| ASSIGNMENT |
Read the lines below, and copy any that contain the string "Встановити".

(Source records)
+ + + + + + +

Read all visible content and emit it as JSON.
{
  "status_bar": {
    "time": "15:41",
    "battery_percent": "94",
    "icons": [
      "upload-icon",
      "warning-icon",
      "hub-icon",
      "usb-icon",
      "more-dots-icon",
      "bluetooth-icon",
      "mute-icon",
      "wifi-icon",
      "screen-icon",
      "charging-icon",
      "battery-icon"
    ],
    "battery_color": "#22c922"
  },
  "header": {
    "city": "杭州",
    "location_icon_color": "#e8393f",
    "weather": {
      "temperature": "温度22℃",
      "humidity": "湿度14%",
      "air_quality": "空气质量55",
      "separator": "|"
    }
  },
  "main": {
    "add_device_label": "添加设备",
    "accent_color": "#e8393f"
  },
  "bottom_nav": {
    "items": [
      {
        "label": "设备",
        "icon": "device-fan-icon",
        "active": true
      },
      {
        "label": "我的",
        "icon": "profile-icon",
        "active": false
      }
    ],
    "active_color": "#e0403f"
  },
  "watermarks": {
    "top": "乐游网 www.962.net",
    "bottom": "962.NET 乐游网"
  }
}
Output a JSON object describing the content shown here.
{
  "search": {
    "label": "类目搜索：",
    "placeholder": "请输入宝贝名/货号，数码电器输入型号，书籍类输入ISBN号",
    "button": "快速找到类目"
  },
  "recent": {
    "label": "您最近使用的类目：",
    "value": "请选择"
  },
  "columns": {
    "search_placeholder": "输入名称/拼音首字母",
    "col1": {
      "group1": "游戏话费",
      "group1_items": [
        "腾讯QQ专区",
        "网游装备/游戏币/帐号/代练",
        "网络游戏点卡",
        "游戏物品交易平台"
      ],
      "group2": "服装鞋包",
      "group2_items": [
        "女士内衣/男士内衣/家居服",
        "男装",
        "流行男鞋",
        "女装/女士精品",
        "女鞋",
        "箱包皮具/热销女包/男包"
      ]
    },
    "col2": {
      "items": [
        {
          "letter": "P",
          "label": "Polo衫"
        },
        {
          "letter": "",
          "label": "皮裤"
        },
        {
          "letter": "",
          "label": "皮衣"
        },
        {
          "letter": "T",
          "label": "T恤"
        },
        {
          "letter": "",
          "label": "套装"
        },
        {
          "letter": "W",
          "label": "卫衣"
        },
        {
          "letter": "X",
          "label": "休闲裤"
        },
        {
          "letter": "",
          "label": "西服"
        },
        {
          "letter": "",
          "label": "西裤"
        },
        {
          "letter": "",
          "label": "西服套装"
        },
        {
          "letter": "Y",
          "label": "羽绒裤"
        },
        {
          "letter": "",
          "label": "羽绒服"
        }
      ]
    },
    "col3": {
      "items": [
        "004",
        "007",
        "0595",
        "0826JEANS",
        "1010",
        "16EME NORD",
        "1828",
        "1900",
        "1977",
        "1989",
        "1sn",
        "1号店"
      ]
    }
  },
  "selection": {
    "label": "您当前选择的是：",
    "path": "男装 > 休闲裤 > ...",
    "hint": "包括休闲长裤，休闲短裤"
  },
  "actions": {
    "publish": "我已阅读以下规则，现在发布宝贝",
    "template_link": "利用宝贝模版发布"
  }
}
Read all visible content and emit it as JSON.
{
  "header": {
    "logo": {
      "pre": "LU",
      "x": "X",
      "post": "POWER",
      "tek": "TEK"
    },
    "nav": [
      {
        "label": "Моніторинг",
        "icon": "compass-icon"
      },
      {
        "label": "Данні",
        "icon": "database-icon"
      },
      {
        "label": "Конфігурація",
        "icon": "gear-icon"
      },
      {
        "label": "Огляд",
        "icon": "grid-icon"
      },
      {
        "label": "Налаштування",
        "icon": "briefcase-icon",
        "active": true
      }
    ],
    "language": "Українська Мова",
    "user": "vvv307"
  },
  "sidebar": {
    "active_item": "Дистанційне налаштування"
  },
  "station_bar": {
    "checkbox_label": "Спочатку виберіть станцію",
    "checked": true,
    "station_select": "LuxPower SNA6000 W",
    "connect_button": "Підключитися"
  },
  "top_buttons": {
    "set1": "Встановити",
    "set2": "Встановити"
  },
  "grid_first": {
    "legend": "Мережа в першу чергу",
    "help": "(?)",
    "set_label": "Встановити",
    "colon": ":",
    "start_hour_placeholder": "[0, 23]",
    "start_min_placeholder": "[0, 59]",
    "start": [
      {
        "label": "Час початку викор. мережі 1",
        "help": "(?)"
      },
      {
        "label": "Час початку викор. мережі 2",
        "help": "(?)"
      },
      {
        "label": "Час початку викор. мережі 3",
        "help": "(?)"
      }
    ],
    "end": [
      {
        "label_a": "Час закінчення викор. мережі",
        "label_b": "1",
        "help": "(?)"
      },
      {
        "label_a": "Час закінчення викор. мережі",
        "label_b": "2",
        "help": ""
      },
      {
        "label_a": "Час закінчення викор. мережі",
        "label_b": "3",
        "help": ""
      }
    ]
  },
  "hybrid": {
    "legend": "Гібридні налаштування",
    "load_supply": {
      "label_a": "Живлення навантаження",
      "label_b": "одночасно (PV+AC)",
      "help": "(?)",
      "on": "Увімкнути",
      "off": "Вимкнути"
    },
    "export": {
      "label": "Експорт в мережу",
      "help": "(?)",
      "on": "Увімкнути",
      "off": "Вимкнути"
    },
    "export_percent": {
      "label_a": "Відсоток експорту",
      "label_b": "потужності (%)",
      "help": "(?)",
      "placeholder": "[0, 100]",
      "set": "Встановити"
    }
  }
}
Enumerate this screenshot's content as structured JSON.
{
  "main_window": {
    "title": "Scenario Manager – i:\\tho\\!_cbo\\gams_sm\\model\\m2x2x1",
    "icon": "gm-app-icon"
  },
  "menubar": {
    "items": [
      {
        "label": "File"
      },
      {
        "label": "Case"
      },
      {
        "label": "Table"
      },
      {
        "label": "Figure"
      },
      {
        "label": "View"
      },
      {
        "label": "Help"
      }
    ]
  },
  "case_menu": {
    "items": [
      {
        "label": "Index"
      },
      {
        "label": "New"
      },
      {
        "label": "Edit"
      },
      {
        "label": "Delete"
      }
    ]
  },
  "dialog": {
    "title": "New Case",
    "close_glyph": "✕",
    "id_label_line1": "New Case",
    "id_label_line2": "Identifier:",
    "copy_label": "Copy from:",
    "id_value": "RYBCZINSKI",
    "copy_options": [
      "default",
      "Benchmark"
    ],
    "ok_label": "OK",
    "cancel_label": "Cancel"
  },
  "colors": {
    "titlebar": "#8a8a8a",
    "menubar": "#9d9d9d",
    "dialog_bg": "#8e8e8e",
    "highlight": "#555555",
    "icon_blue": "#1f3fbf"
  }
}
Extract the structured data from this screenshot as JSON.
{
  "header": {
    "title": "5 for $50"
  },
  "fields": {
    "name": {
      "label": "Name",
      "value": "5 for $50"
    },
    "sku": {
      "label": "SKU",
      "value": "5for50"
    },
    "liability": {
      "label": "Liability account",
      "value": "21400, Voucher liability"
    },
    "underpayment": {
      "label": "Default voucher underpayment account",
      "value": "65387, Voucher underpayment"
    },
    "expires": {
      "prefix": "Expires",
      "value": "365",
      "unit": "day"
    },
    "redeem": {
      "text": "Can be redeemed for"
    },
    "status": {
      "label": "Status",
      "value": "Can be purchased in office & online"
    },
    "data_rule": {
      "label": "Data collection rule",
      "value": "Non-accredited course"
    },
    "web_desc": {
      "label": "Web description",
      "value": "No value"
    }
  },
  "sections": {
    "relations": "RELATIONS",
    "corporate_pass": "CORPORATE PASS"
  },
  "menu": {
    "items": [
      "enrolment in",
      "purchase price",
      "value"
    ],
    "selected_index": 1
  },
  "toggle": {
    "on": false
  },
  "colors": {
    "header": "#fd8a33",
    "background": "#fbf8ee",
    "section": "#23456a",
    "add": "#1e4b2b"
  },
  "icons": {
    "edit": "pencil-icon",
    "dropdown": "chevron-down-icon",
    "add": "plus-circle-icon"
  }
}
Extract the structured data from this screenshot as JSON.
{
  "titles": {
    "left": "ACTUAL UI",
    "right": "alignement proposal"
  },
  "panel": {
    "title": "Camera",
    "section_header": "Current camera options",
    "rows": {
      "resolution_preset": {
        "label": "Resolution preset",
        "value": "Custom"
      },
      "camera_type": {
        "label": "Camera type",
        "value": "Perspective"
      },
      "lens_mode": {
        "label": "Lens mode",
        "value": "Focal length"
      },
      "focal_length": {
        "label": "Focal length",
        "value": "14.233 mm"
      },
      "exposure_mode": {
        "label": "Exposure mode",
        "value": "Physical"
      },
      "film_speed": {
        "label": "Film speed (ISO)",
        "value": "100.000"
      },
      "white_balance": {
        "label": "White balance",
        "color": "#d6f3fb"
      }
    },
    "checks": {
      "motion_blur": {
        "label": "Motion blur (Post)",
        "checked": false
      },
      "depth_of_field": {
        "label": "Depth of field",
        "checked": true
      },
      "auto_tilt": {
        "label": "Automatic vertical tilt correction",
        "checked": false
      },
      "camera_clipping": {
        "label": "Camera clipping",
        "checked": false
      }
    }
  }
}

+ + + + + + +

| COMPLETED TASK |
    "set1": "Встановити",
    "set2": "Встановити"
    "set_label": "Встановити",
      "set": "Встановити"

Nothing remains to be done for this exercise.